the society. The truthful and honest women such as Elizabeth Proctor and
Rebecca Nurse in the play are depicted to be less powerful than other women who
use lies to manipulate people,(Bartleby.com, 2017). Abigail not only uses lies
to convince people to believe her but her good looks also make men believe her.

Mary Warren turns against Proctor to protect herself which leads to him being
arrested, (Miller, 2-33), . The main quality associated with women was
submissiveness where they were expected to submit to the authority and confess
of their crimes,(Bartleby.com, 2017). The author tries to describe how people
in those days looked down upon power in the hands of women and how such power
was feared since women did not know how to use it.

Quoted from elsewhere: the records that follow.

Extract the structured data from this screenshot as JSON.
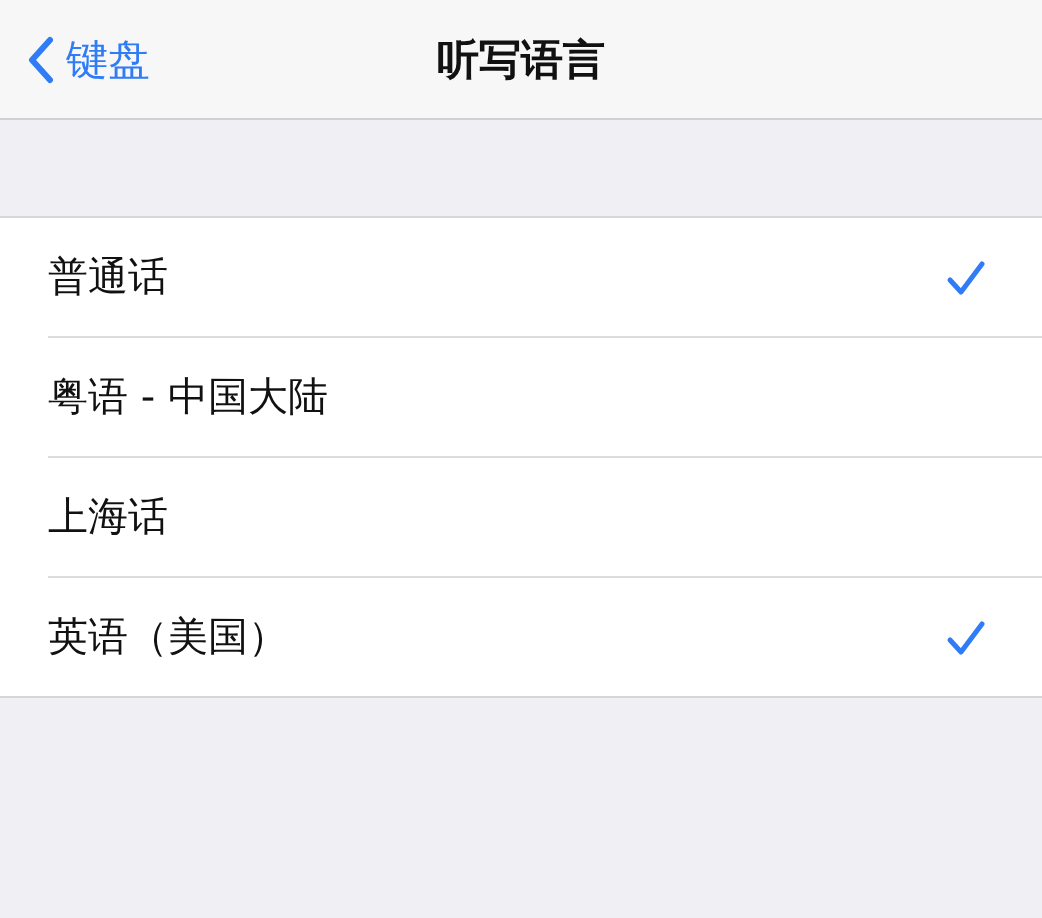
{
  "nav": {
    "back": "键盘",
    "title": "听写语言"
  },
  "languages": [
    {
      "label": "普通话",
      "checked": true
    },
    {
      "label": "粤语 - 中国大陆",
      "checked": false
    },
    {
      "label": "上海话",
      "checked": false
    },
    {
      "label": "英语（美国）",
      "checked": true
    }
  ]
}
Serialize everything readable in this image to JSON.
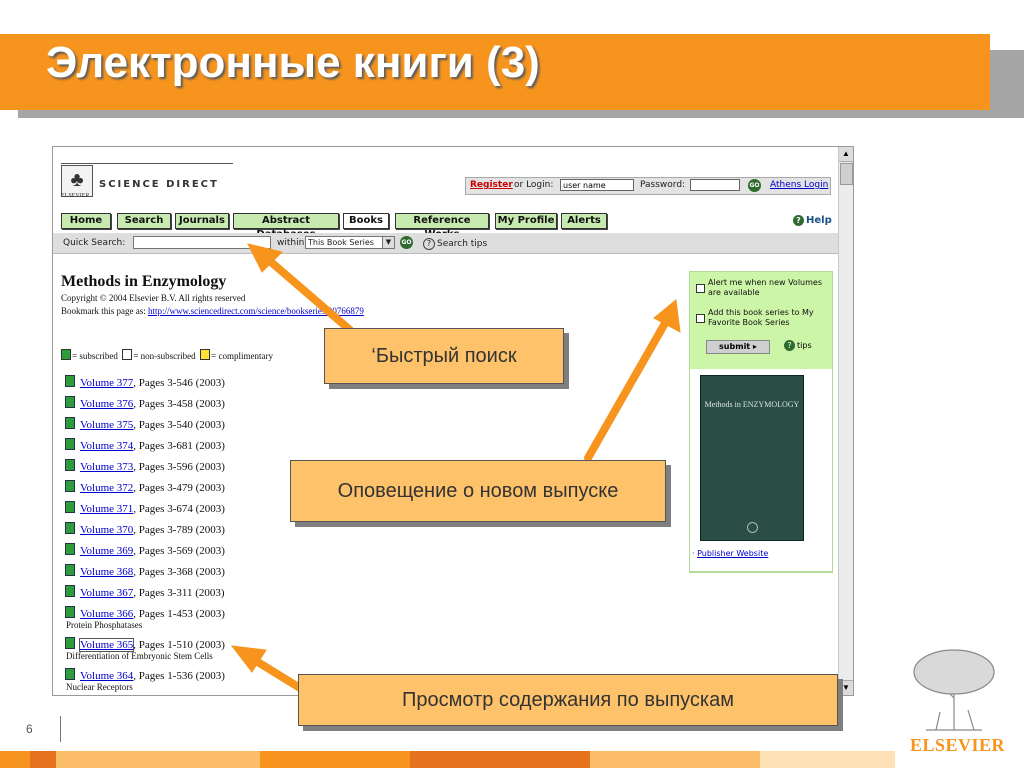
{
  "slide": {
    "title": "Электронные книги (3)",
    "page_number": "6"
  },
  "site": {
    "wordmark": "SCIENCE DIRECT",
    "logo_small_text": "ELSEVIER",
    "login": {
      "register": "Register",
      "or_login": "or Login:",
      "username_value": "user name",
      "password_label": "Password:",
      "go": "GO",
      "athens": "Athens Login"
    },
    "nav": [
      "Home",
      "Search",
      "Journals",
      "Abstract Databases",
      "Books",
      "Reference Works",
      "My Profile",
      "Alerts"
    ],
    "active_nav": "Books",
    "help": "Help",
    "quick_search": {
      "label": "Quick Search:",
      "within": "within",
      "scope": "This Book Series",
      "go": "GO",
      "tips": "Search tips"
    }
  },
  "book": {
    "title": "Methods in Enzymology",
    "copyright": "Copyright © 2004 Elsevier B.V. All rights reserved",
    "bookmark_label": "Bookmark this page as:",
    "bookmark_url": "http://www.sciencedirect.com/science/bookseries/00766879"
  },
  "legend": {
    "subscribed": "= subscribed",
    "non_subscribed": "= non-subscribed",
    "complimentary": "= complimentary"
  },
  "volumes": [
    {
      "label": "Volume 377",
      "pages": ", Pages 3-546 (2003)",
      "subtitle": ""
    },
    {
      "label": "Volume 376",
      "pages": ", Pages 3-458 (2003)",
      "subtitle": ""
    },
    {
      "label": "Volume 375",
      "pages": ", Pages 3-540 (2003)",
      "subtitle": ""
    },
    {
      "label": "Volume 374",
      "pages": ", Pages 3-681 (2003)",
      "subtitle": ""
    },
    {
      "label": "Volume 373",
      "pages": ", Pages 3-596 (2003)",
      "subtitle": ""
    },
    {
      "label": "Volume 372",
      "pages": ", Pages 3-479 (2003)",
      "subtitle": ""
    },
    {
      "label": "Volume 371",
      "pages": ", Pages 3-674 (2003)",
      "subtitle": ""
    },
    {
      "label": "Volume 370",
      "pages": ", Pages 3-789 (2003)",
      "subtitle": ""
    },
    {
      "label": "Volume 369",
      "pages": ", Pages 3-569 (2003)",
      "subtitle": ""
    },
    {
      "label": "Volume 368",
      "pages": ", Pages 3-368 (2003)",
      "subtitle": ""
    },
    {
      "label": "Volume 367",
      "pages": ", Pages 3-311 (2003)",
      "subtitle": ""
    },
    {
      "label": "Volume 366",
      "pages": ", Pages 1-453 (2003)",
      "subtitle": "Protein Phosphatases"
    },
    {
      "label": "Volume 365",
      "pages": ", Pages 1-510 (2003)",
      "subtitle": "Differentiation of Embryonic Stem Cells"
    },
    {
      "label": "Volume 364",
      "pages": ", Pages 1-536 (2003)",
      "subtitle": "Nuclear Receptors"
    }
  ],
  "sidebar": {
    "alert_option": "Alert me when new Volumes are available",
    "favorite_option": "Add this book series to My Favorite Book Series",
    "submit": "submit ▸",
    "tips": "tips",
    "cover_title": "Methods in ENZYMOLOGY",
    "publisher_link": "Publisher Website"
  },
  "callouts": {
    "search": "‘Быстрый поиск",
    "notify": "Оповещение о новом выпуске",
    "browse": "Просмотр содержания по выпускам"
  },
  "branding": {
    "logo": "ELSEVIER",
    "accent": "#f7941d"
  }
}
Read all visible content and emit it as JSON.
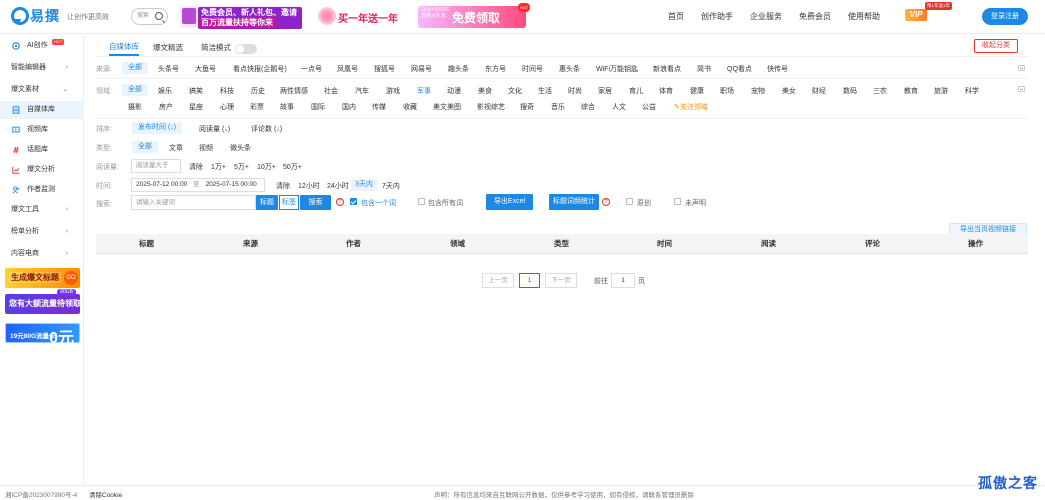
{
  "header": {
    "logo_text": "易撰",
    "slogan": "让创作更高效",
    "search_placeholder": "搜索",
    "banner1_line1": "免费会员、新人礼包、邀请好友",
    "banner1_line2": "百万流量扶持等你来",
    "banner2_text": "买一年送一年",
    "banner3_small": "29元=1000G流量大礼包",
    "banner3_big": "免费领取",
    "banner3_hot": "HOT",
    "nav": [
      "首页",
      "创作助手",
      "企业服务",
      "免费会员",
      "使用帮助"
    ],
    "vip_label": "VIP",
    "vip_badge": "限1年送1年",
    "login_label": "登录注册"
  },
  "sidebar": {
    "items": [
      {
        "label": "AI创作",
        "tag": "HOT"
      },
      {
        "label": "智能编辑器"
      },
      {
        "label": "爆文素材"
      },
      {
        "label": "自媒体库"
      },
      {
        "label": "视频库"
      },
      {
        "label": "话题库"
      },
      {
        "label": "爆文分析"
      },
      {
        "label": "作者监测"
      },
      {
        "label": "爆文工具"
      },
      {
        "label": "榜单分析"
      },
      {
        "label": "内容电商"
      }
    ],
    "ads": {
      "ad1": "生成爆文标题",
      "ad1_go": "GO",
      "ad2": "您有大额流量待领取",
      "ad2_cap": "80GB",
      "ad3": "19元80G流量卡",
      "ad3_big": "0元"
    }
  },
  "main": {
    "tabs": [
      "自媒体库",
      "爆文精选"
    ],
    "simple_mode": "简洁模式",
    "collect": "收起分类",
    "source_label": "来源:",
    "sources": [
      "全部",
      "头条号",
      "大鱼号",
      "看点快报(企鹅号)",
      "一点号",
      "凤凰号",
      "搜狐号",
      "网易号",
      "趣头条",
      "东方号",
      "时间号",
      "惠头条",
      "WiFi万能钥匙",
      "新浪看点",
      "简书",
      "QQ看点",
      "快传号"
    ],
    "domain_label": "领域:",
    "domains_row1": [
      "全部",
      "娱乐",
      "搞笑",
      "科技",
      "历史",
      "两性情感",
      "社会",
      "汽车",
      "游戏",
      "军事",
      "动漫",
      "美食",
      "文化",
      "生活",
      "时尚",
      "家居",
      "育儿",
      "体育",
      "健康",
      "职场",
      "宠物",
      "美女",
      "财经",
      "数码",
      "三农",
      "教育",
      "旅游",
      "科学"
    ],
    "domains_row2": [
      "摄影",
      "房产",
      "星座",
      "心理",
      "彩票",
      "故事",
      "国际",
      "国内",
      "传媒",
      "收藏",
      "美文美图",
      "影视综艺",
      "搜奇",
      "音乐",
      "综合",
      "人文",
      "公益"
    ],
    "follow_domain": "关注领域",
    "sort_label": "排序:",
    "sorts": [
      "发布时间 (↓)",
      "阅读量 (↓)",
      "评论数 (↓)"
    ],
    "type_label": "类型:",
    "types": [
      "全部",
      "文章",
      "视频",
      "微头条"
    ],
    "reads_label": "阅读量:",
    "reads_placeholder": "阅读量大于",
    "reads_opts": [
      "清除",
      "1万+",
      "5万+",
      "10万+",
      "50万+"
    ],
    "time_label": "时间:",
    "date_start": "2025-07-12 00:00",
    "date_sep": "至",
    "date_end": "2025-07-15 00:00",
    "time_opts": [
      "清除",
      "12小时",
      "24小时",
      "3天内",
      "7天内"
    ],
    "search_label": "搜索:",
    "search_placeholder": "请输入关键词",
    "search_modes": [
      "标题",
      "标签"
    ],
    "search_btn": "搜索",
    "q1": "?",
    "include_one": "包含一个词",
    "include_all": "包含所有词",
    "export_excel": "导出Excel",
    "title_stats": "标题词频统计",
    "q2": "?",
    "original": "原创",
    "undeclared": "未声明",
    "export_video": "导出当页视频链接",
    "columns": [
      "标题",
      "来源",
      "作者",
      "领域",
      "类型",
      "时间",
      "阅读",
      "评论",
      "操作"
    ],
    "pager": {
      "prev": "上一页",
      "current": "1",
      "next": "下一页",
      "goto": "前往",
      "page_value": "1",
      "page_unit": "页"
    }
  },
  "footer": {
    "icp": "湘ICP备2023007990号-4",
    "clear_cookie": "清除Cookie",
    "notice": "声明：所有信息均来自互联网公开数据，仅供参考学习使用，如有侵权，请联系管理员删除"
  },
  "watermark": "孤傲之客"
}
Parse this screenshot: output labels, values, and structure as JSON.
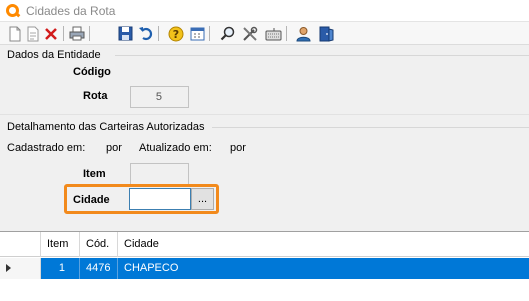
{
  "window": {
    "title": "Cidades da Rota"
  },
  "toolbar": {
    "icons": [
      "new-document-icon",
      "edit-document-icon",
      "delete-icon",
      "print-icon",
      "save-icon",
      "undo-icon",
      "help-icon",
      "calendar-icon",
      "search-icon",
      "tools-icon",
      "keyboard-icon",
      "user-icon",
      "exit-icon"
    ]
  },
  "entity": {
    "section_title": "Dados da Entidade",
    "codigo_label": "Código",
    "rota_label": "Rota",
    "rota_value": "5"
  },
  "details": {
    "section_title": "Detalhamento das Carteiras Autorizadas",
    "cadastrado_label": "Cadastrado em:",
    "por_label_1": "por",
    "atualizado_label": "Atualizado em:",
    "por_label_2": "por",
    "item_label": "Item",
    "item_value": "",
    "cidade_label": "Cidade",
    "cidade_value": "",
    "lookup_button": "..."
  },
  "grid": {
    "columns": [
      "Item",
      "Cód.",
      "Cidade"
    ],
    "rows": [
      {
        "item": "1",
        "cod": "4476",
        "cidade": "CHAPECO"
      }
    ]
  },
  "colors": {
    "highlight": "#f28a1c",
    "selection": "#0078d7",
    "accent_icon": "#ff8a00"
  }
}
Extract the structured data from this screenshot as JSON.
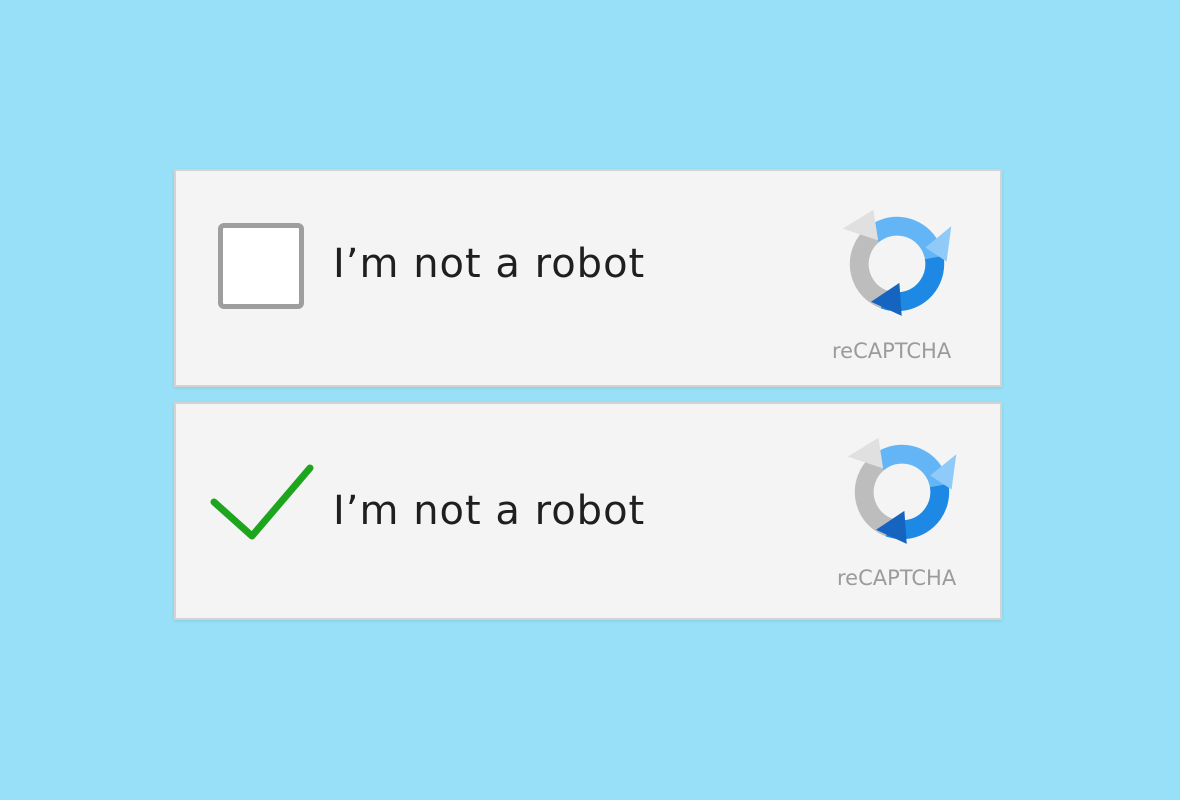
{
  "colors": {
    "page_background": "#97e0f8",
    "widget_background": "#f4f4f4",
    "checkmark": "#1ea51e",
    "logo_blue": "#1e88e5",
    "logo_light_blue": "#64b5f6",
    "logo_grey": "#bdbdbd"
  },
  "captcha_unchecked": {
    "state": "unchecked",
    "label": "I’m not a robot",
    "brand": "reCAPTCHA",
    "icon": "recaptcha-logo-icon"
  },
  "captcha_checked": {
    "state": "checked",
    "label": "I’m not a robot",
    "brand": "reCAPTCHA",
    "icon": "checkmark-icon"
  }
}
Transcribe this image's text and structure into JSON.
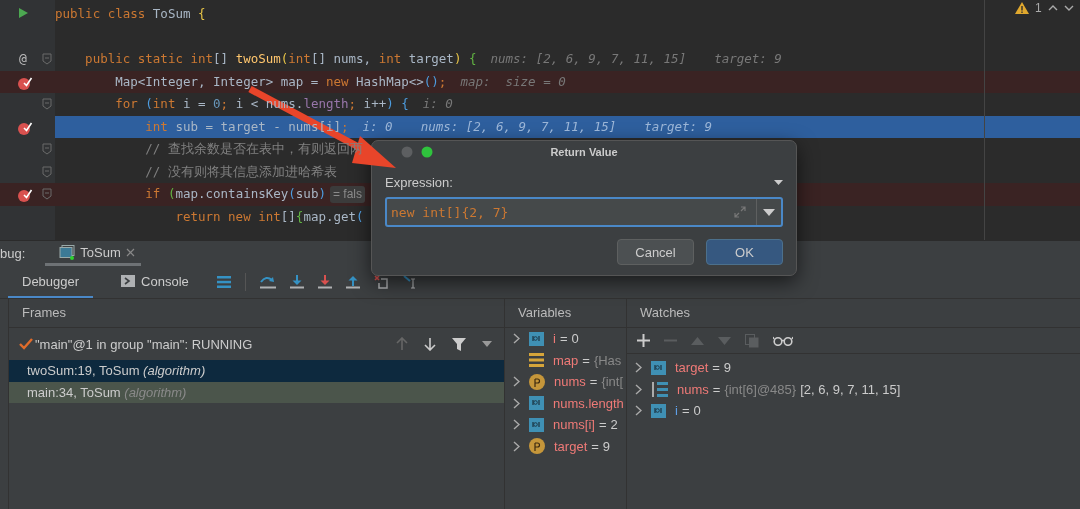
{
  "editor": {
    "warnings": "1",
    "lines": [
      {
        "kind": "plain",
        "marker": {
          "kind": "run"
        },
        "fold": false,
        "segments": [
          {
            "kind": "kw",
            "text": "public class "
          },
          {
            "kind": "plain",
            "text": "ToSum "
          },
          {
            "kind": "y",
            "text": "{"
          }
        ]
      },
      {
        "kind": "plain",
        "fold": false
      },
      {
        "kind": "plain",
        "marker": {
          "kind": "override",
          "text": "@"
        },
        "fold": true,
        "segments": [
          {
            "kind": "kw",
            "text": "    public static int"
          },
          {
            "kind": "plain",
            "text": "[] "
          },
          {
            "kind": "method",
            "text": "twoSum"
          },
          {
            "kind": "y",
            "text": "("
          },
          {
            "kind": "kw",
            "text": "int"
          },
          {
            "kind": "plain",
            "text": "[] nums, "
          },
          {
            "kind": "kw",
            "text": "int "
          },
          {
            "kind": "plain",
            "text": "target"
          },
          {
            "kind": "y",
            "text": ") "
          },
          {
            "kind": "g",
            "text": "{"
          }
        ],
        "hints": [
          "nums: [2, 6, 9, 7, 11, 15]",
          "target: 9"
        ]
      },
      {
        "kind": "breakpoint",
        "marker": {
          "kind": "breakpoint"
        },
        "fold": false,
        "segments": [
          {
            "kind": "plain",
            "text": "        Map<Integer, Integer> map = "
          },
          {
            "kind": "kw",
            "text": "new "
          },
          {
            "kind": "plain",
            "text": "HashMap<>"
          },
          {
            "kind": "b",
            "text": "()"
          },
          {
            "kind": "kw",
            "text": ";"
          }
        ],
        "hints": [
          "map:  size = 0"
        ]
      },
      {
        "kind": "plain",
        "fold": true,
        "segments": [
          {
            "kind": "kw",
            "text": "        for "
          },
          {
            "kind": "b",
            "text": "("
          },
          {
            "kind": "kw",
            "text": "int "
          },
          {
            "kind": "plain",
            "text": "i = "
          },
          {
            "kind": "num",
            "text": "0"
          },
          {
            "kind": "kw",
            "text": "; "
          },
          {
            "kind": "plain",
            "text": "i < nums."
          },
          {
            "kind": "field",
            "text": "length"
          },
          {
            "kind": "kw",
            "text": "; "
          },
          {
            "kind": "plain",
            "text": "i++"
          },
          {
            "kind": "b",
            "text": ") "
          },
          {
            "kind": "b",
            "text": "{"
          }
        ],
        "hints": [
          "i: 0"
        ]
      },
      {
        "kind": "current",
        "marker": {
          "kind": "breakpoint"
        },
        "fold": false,
        "segments": [
          {
            "kind": "kw",
            "text": "            int "
          },
          {
            "kind": "plain",
            "text": "sub = target - nums[i]"
          },
          {
            "kind": "kw",
            "text": ";"
          }
        ],
        "hints": [
          "i: 0",
          "nums: [2, 6, 9, 7, 11, 15]",
          "target: 9"
        ]
      },
      {
        "kind": "plain",
        "fold": true,
        "segments": [
          {
            "kind": "comment",
            "text": "            // 查找余数是否在表中，有则返回两"
          }
        ]
      },
      {
        "kind": "plain",
        "fold": true,
        "segments": [
          {
            "kind": "comment",
            "text": "            // 没有则将其信息添加进哈希表"
          }
        ]
      },
      {
        "kind": "breakpoint",
        "marker": {
          "kind": "breakpoint"
        },
        "fold": true,
        "segments": [
          {
            "kind": "kw",
            "text": "            if "
          },
          {
            "kind": "g",
            "text": "("
          },
          {
            "kind": "plain",
            "text": "map.containsKey"
          },
          {
            "kind": "b",
            "text": "("
          },
          {
            "kind": "plain",
            "text": "sub"
          },
          {
            "kind": "b",
            "text": ")"
          }
        ],
        "badge": "= fals"
      },
      {
        "kind": "plain",
        "fold": false,
        "segments": [
          {
            "kind": "kw",
            "text": "                return new int"
          },
          {
            "kind": "plain",
            "text": "[]"
          },
          {
            "kind": "g",
            "text": "{"
          },
          {
            "kind": "plain",
            "text": "map.get"
          },
          {
            "kind": "b",
            "text": "("
          }
        ]
      }
    ]
  },
  "dialog": {
    "title": "Return Value",
    "label": "Expression:",
    "value": "new int[]{2, 7}",
    "buttons": [
      {
        "label": "Cancel",
        "kind": "secondary"
      },
      {
        "label": "OK",
        "kind": "primary"
      }
    ]
  },
  "debug": {
    "title": "bug:",
    "tab": "ToSum",
    "tabs": [
      {
        "label": "Debugger",
        "selected": true
      },
      {
        "label": "Console",
        "selected": false
      }
    ],
    "frames": {
      "title": "Frames",
      "thread": "\"main\"@1 in group \"main\": RUNNING",
      "items": [
        {
          "method": "twoSum:19, ToSum",
          "package": "(algorithm)",
          "selected": true,
          "highlighted": false
        },
        {
          "method": "main:34, ToSum",
          "package": "(algorithm)",
          "selected": false,
          "highlighted": true
        }
      ]
    },
    "variables": {
      "title": "Variables",
      "items": [
        {
          "kind": "field",
          "name": "i",
          "sep": "=",
          "value": "0",
          "expandable": true
        },
        {
          "kind": "map",
          "name": "map",
          "sep": "=",
          "type": "{Has",
          "expandable": false
        },
        {
          "kind": "param",
          "name": "nums",
          "sep": "=",
          "type": "{int[",
          "expandable": true
        },
        {
          "kind": "field",
          "name": "nums.length",
          "expandable": true
        },
        {
          "kind": "field",
          "name": "nums[i]",
          "sep": "=",
          "value": "2",
          "expandable": true
        },
        {
          "kind": "param",
          "name": "target",
          "sep": "=",
          "value": "9",
          "expandable": true
        }
      ]
    },
    "watches": {
      "title": "Watches",
      "items": [
        {
          "kind": "field",
          "name": "target",
          "sep": "=",
          "value": "9",
          "color": "#ef7a77"
        },
        {
          "kind": "array",
          "name": "nums",
          "sep": "=",
          "type": "{int[6]@485}",
          "value": "[2, 6, 9, 7, 11, 15]",
          "color": "#ef7a77"
        },
        {
          "kind": "field",
          "name": "i",
          "sep": "=",
          "value": "0",
          "color": "#5f9fe8"
        }
      ]
    }
  }
}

According to Lawrence Kohlberg theory of moral
development, human beings progress consecutively through different stages of
moral development.  The theory includes
three phases starting with pre-moral stages which includes punishment and
obedience where an individual does anything that can enable to avoid punishment,(Pegasus.cc.ucf.edu,
2017). In the play, Abigail and Warren used lies to avoid punishment although
Elizabeth chose obedience even if it came with punishment. The phase also
involves instrumental exchange stage where individuals do unto others as they
did unto them. This can be seen in the play where Abigail accuses the Proctors
of witchcraft because she had slept with Proctor. The second phase is
conventional morality which involves interpersonal conformity and law and order
that relates to what individuals do to be socially acceptable,(Pegasus.cc.ucf.edu,
2017). Abigail and Warren lie to protect themselves when they know it is not
accepted in the society. Other girls including Warren started naming people
with witchcraft in the society because Abigail had named others. The last phase
is called principled morality and involves stages such as prior right and
universal ethical principles. The stages explain why individuals chose to do
just thing given all the circumstances like when Elizabeth lied in order to save
her husband.